## The records
***

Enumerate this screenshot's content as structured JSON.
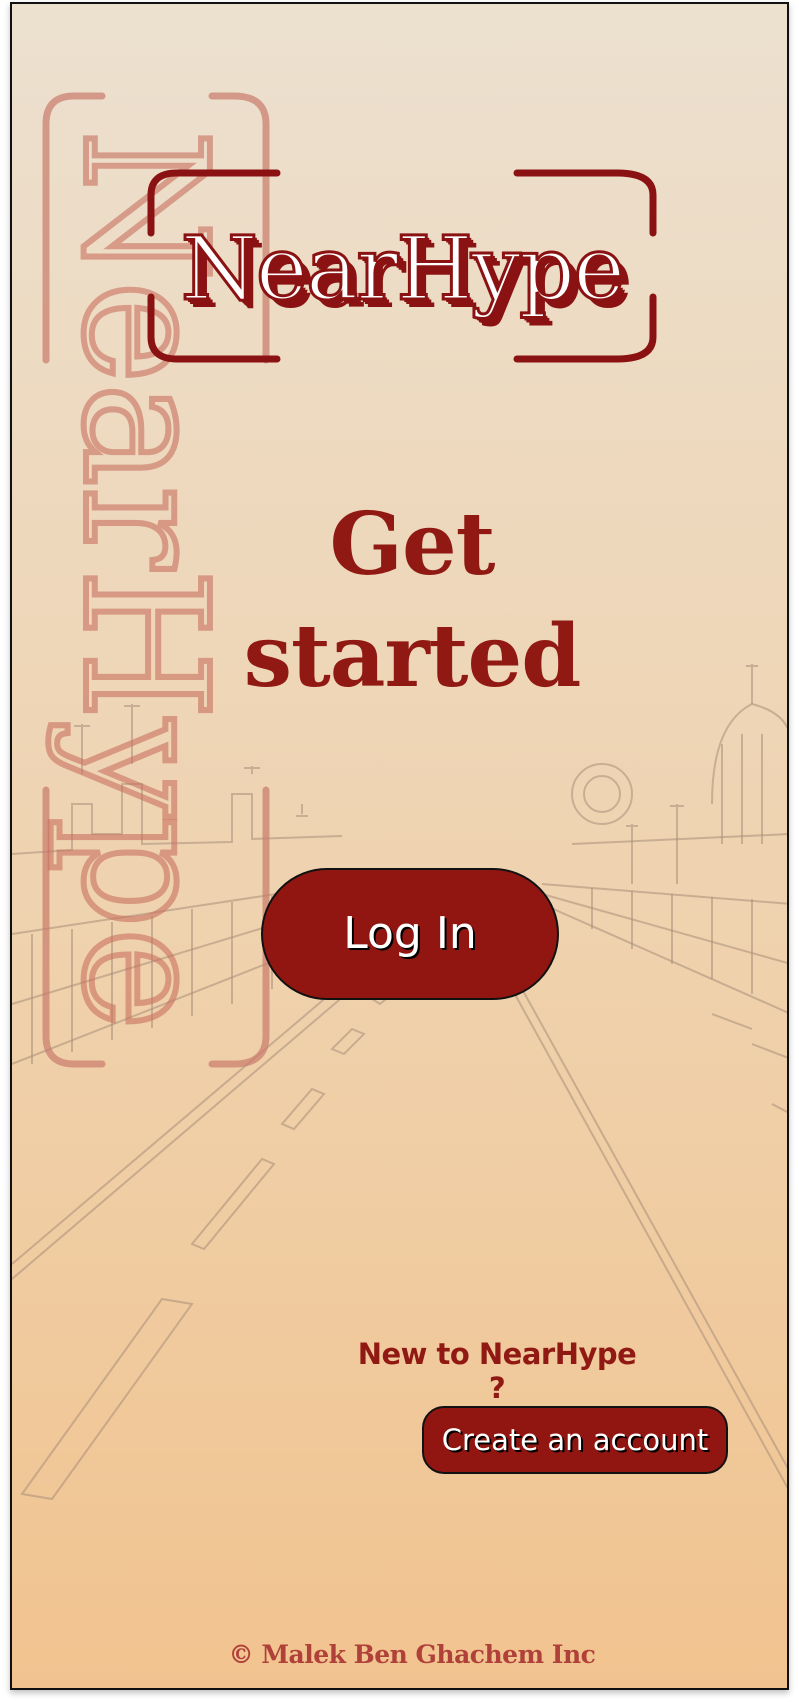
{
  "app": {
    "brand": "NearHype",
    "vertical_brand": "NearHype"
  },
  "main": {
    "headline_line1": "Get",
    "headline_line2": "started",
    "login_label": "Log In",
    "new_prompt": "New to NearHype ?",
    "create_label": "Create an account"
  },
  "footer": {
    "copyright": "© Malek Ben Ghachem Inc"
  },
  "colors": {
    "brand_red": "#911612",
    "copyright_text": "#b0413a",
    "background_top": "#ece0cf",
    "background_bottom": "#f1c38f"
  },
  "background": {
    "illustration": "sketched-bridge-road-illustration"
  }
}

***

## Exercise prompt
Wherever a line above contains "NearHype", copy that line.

## Result of this exercise
    "brand": "NearHype",
    "vertical_brand": "NearHype"
    "new_prompt": "New to NearHype ?",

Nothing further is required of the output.